Across these entries, report how many lines include the string "icon", with nothing but the number.

== Segment start ==

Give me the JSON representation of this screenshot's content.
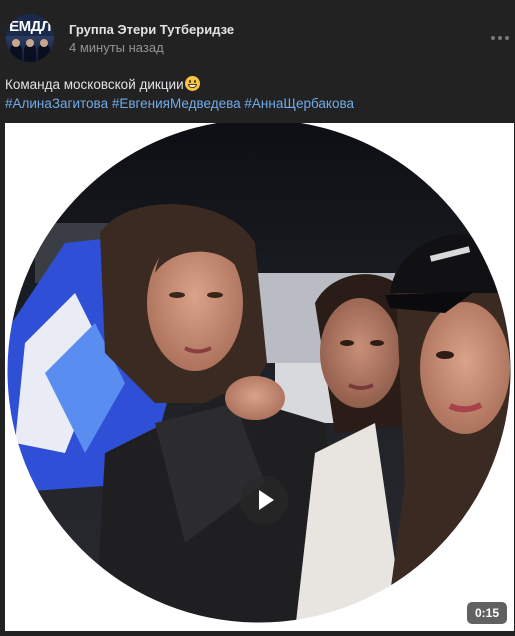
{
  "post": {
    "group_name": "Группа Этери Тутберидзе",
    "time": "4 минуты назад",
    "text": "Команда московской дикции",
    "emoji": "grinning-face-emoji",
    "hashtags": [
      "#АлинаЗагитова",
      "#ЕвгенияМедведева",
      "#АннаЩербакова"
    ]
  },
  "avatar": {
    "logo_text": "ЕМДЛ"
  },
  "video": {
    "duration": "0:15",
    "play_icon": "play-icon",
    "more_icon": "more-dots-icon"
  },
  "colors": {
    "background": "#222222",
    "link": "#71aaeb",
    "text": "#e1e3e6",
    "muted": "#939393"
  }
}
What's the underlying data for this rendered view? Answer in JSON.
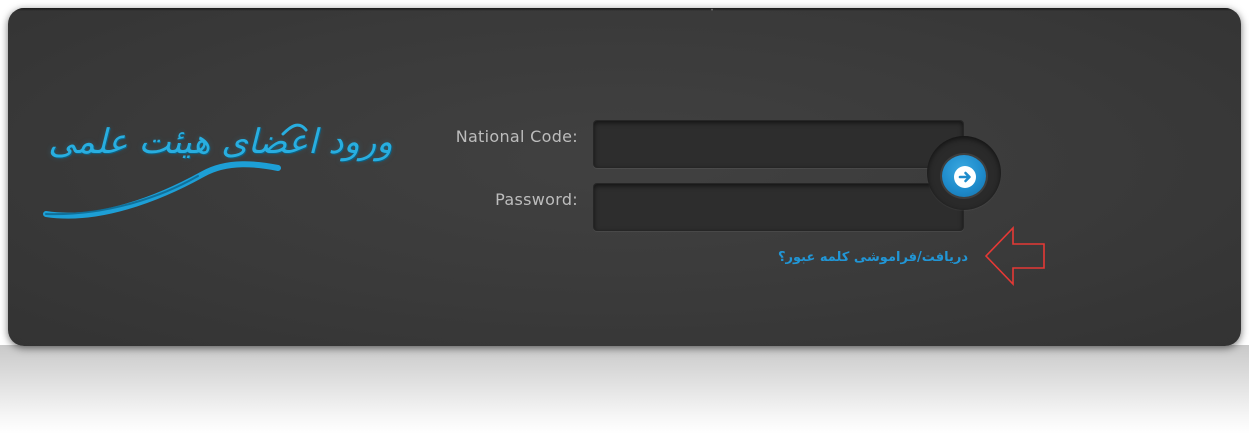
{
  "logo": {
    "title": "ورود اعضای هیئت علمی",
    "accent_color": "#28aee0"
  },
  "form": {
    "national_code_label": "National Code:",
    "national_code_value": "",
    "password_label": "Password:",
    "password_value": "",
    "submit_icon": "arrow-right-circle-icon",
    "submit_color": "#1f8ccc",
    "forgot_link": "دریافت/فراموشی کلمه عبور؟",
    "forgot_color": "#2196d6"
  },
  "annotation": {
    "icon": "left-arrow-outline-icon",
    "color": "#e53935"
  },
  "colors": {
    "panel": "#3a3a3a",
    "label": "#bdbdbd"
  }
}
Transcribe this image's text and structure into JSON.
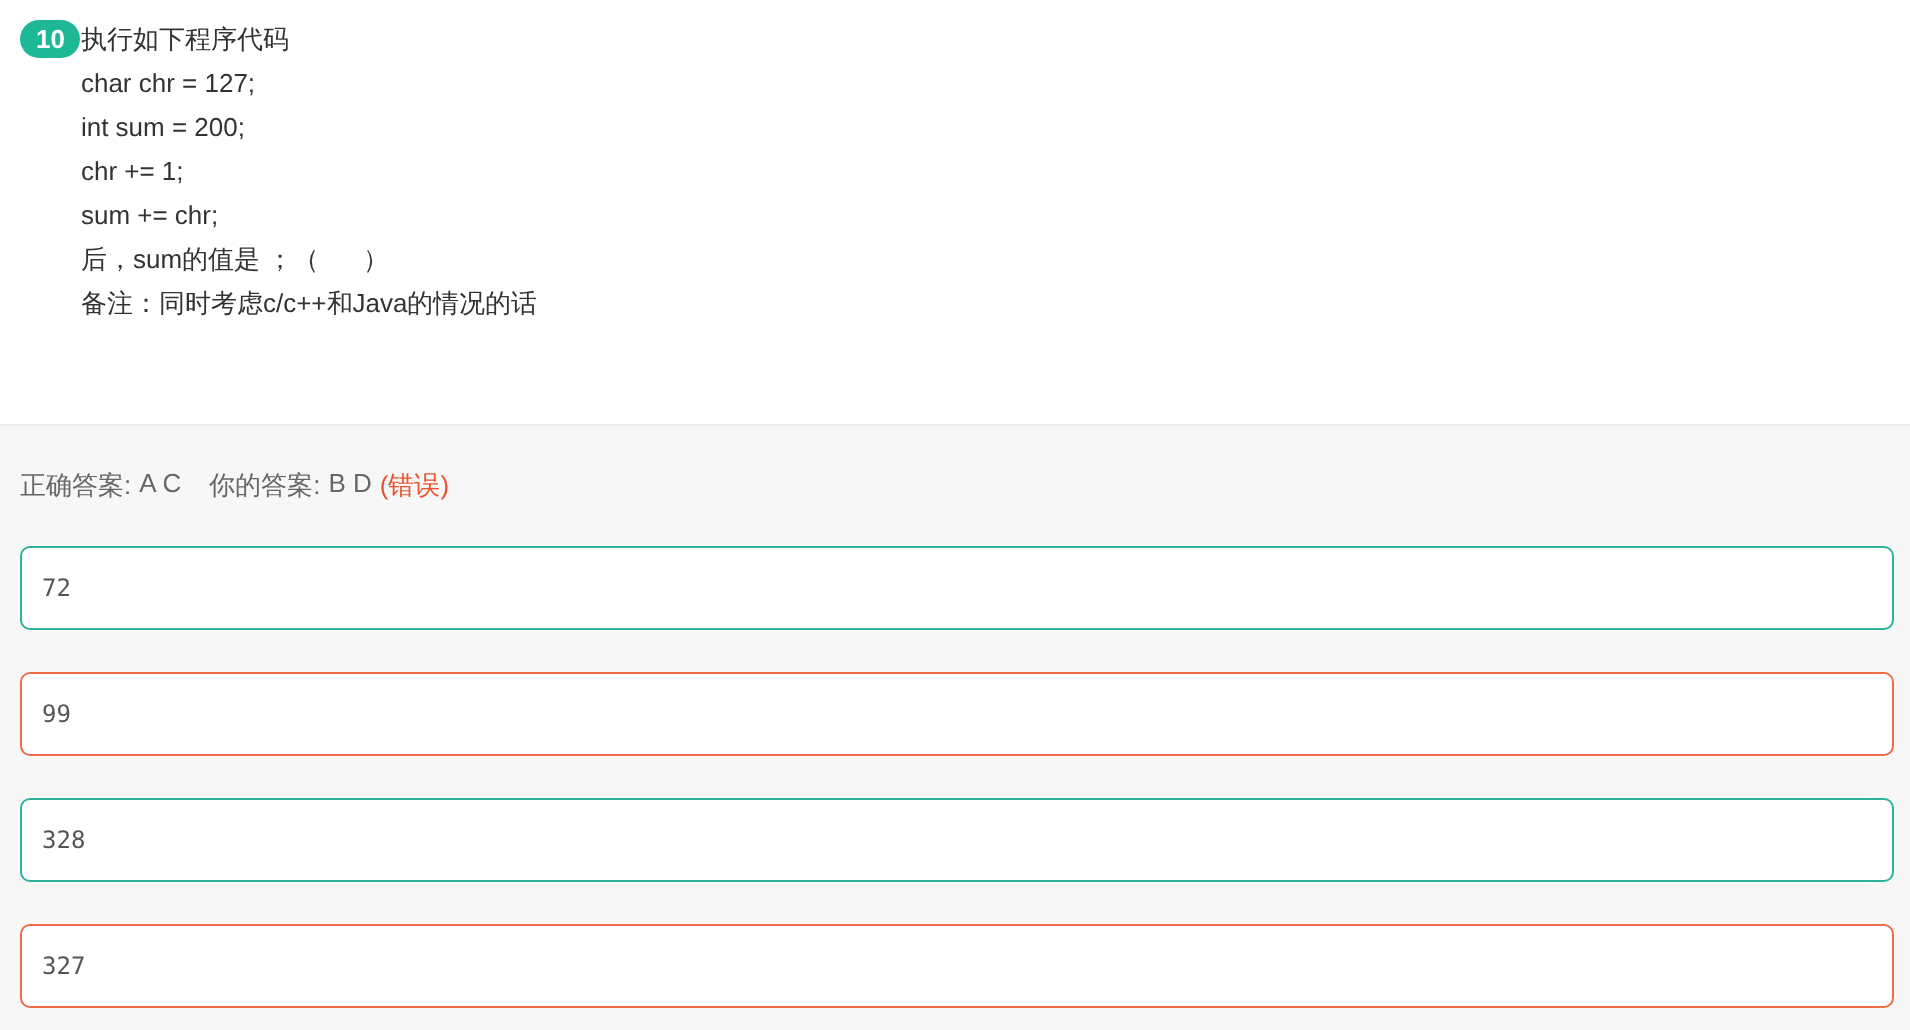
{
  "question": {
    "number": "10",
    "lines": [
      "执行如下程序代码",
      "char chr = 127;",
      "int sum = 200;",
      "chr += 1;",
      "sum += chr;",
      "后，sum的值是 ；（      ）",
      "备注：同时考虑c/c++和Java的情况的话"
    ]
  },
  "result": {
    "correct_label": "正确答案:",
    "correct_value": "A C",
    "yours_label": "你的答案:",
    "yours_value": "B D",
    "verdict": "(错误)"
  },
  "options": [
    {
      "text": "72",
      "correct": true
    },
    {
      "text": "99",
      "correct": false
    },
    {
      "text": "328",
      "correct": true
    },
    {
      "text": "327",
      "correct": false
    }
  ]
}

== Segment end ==

• [Result for this exercise] 4